Missing Figures/Works Cited Genuine Chevrolet Advertisers create ads in magazines to catch the eyes of readers and encourage them to want to buy the product. Each advertisement includes claims, warrants, and supports, which make the advertisements attractive. For example, in the attached advertisement for Chevrolet Cavalier, each of these ideas used, makes the reader want to go out and buy this car. In the advertisement, there are many catchy phrases and pictures which make the car look very desirable. Furthermore, the general nature of a magazine such as "People," where the ad is found, it attracts people of all types. As displayed in the Chevrolet advertisements, claims, warrants, and supports are used to attract people of all types.
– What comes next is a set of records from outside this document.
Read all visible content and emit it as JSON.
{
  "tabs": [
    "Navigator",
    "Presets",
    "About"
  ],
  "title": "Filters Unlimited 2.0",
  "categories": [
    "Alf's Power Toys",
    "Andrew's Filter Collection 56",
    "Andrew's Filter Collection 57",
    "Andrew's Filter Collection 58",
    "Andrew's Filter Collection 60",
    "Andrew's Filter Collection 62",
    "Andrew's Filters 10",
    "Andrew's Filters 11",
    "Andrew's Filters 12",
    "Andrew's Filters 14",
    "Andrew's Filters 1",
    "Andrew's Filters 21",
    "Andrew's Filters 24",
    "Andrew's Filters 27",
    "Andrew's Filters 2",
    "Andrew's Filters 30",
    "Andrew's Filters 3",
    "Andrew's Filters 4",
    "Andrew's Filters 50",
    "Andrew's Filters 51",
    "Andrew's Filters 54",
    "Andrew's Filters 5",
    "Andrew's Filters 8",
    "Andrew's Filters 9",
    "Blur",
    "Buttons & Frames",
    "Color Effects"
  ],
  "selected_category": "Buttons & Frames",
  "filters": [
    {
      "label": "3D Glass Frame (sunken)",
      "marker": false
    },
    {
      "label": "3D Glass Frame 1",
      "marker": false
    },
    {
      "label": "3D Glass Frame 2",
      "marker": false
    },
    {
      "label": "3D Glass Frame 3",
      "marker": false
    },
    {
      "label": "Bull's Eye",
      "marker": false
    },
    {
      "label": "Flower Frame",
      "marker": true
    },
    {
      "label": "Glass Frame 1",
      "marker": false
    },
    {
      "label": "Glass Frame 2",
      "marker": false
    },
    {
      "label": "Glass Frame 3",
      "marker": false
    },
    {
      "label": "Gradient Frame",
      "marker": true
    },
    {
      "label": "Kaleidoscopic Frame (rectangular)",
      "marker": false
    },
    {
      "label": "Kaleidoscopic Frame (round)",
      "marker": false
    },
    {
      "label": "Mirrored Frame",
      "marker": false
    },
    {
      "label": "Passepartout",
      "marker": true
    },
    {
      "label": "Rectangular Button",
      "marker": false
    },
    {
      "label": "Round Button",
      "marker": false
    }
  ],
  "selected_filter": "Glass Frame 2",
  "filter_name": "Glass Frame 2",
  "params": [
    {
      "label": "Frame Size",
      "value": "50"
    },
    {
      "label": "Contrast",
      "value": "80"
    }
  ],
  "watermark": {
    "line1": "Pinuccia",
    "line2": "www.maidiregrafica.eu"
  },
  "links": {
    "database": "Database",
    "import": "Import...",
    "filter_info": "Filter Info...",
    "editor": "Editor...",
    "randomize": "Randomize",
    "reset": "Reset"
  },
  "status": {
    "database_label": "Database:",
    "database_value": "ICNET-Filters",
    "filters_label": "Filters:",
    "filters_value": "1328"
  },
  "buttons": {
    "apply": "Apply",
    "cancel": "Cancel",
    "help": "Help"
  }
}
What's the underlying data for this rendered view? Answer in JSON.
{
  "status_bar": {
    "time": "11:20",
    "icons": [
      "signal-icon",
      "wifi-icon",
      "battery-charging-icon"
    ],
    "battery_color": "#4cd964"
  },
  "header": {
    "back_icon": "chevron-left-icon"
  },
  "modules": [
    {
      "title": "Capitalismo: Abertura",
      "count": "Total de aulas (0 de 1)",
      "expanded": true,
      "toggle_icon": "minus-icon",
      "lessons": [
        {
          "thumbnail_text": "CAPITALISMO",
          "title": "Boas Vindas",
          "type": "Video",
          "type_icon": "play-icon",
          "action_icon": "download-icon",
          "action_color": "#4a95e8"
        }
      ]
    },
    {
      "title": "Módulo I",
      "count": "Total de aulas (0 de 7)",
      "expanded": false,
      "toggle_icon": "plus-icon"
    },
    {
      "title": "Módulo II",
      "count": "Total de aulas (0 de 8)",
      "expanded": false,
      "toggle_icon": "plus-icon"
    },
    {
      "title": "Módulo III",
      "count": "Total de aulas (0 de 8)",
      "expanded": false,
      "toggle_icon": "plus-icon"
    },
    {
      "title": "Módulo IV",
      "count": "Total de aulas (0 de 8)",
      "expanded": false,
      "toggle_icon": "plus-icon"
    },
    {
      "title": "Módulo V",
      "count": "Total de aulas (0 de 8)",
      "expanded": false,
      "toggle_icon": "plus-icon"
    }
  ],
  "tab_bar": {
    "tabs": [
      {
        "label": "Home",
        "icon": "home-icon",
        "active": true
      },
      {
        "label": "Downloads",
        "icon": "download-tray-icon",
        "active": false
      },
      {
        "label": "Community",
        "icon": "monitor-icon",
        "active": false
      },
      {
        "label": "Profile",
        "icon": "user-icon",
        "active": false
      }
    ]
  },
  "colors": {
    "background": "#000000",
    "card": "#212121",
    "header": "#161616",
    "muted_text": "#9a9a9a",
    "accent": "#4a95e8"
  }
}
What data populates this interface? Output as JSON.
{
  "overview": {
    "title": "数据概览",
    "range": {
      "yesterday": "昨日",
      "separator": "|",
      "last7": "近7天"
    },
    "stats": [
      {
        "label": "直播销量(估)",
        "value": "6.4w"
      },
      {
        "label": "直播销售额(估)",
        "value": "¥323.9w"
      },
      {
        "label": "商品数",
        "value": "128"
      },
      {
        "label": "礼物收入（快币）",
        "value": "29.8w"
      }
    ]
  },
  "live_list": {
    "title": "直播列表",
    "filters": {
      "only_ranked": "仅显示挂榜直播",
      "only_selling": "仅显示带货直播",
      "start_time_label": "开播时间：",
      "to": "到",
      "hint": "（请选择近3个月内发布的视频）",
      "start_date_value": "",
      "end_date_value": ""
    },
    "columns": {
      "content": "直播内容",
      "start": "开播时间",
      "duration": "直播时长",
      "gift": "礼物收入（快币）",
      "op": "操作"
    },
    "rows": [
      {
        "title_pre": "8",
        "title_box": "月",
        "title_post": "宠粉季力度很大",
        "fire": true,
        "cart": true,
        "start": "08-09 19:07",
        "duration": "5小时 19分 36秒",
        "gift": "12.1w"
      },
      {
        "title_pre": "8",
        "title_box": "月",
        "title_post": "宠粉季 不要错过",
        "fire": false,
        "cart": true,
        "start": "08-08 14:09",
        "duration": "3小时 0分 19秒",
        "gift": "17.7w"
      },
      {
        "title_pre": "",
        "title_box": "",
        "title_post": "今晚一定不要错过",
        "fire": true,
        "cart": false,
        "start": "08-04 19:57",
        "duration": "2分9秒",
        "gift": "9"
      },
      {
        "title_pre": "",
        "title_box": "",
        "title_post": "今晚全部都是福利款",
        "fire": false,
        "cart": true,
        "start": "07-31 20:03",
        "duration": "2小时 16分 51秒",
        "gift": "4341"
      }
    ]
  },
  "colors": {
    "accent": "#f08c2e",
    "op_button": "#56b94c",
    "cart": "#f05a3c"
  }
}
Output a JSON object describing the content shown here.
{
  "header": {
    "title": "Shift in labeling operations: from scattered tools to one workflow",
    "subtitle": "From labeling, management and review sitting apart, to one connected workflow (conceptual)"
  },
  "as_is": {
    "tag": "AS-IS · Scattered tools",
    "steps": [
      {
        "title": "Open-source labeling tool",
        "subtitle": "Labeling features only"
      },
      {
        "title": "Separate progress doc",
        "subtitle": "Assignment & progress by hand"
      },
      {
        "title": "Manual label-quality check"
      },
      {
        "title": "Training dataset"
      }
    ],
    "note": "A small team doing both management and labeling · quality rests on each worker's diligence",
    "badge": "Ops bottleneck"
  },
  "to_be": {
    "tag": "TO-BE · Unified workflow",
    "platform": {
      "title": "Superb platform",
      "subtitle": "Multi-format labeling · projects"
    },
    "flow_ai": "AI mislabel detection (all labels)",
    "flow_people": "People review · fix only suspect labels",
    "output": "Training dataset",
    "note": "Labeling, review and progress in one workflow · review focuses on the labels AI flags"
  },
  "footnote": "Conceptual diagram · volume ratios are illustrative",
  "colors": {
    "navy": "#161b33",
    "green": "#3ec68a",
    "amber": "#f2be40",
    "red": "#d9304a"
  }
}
Claims in the advertisements are used to try and get people of all types to notice, admire, and eventually go out and buy this car. There are three different types of claims: policy, fact, and value. The claims of policy in this advertisement are similar to most claims of policy in ads, which are, "buy this product." The claims of policy are created by the pretty picture on the opposite side of the page, and the writing on the ad. In the picture, the pretty mountains and bright sun look very inviting to someone who needs sometime to relax. By the desire to have free time, the busy worker will think that the car will get them some free time. Then, they will want to buy the car. The writing includes lines such as, "Finally. After working for what seems like forever, you have some time to yourself." Although this quote really does not have much to do with the car, it attracts the reader who may want some free time. The claims of fact include the statements about how many miles the car can go before needing a tune up and how it fits a low budget. These kinds of claims can attract people of all kinds, mainly people looking to spend little on a car for themselves or for their children. The claims of value state that this car can take you wherever you want, and that "even though going out during your free time may cost a lot, getting there won't." From these examples of claims of policy, fact, and value, the car looks very attractive to a reader.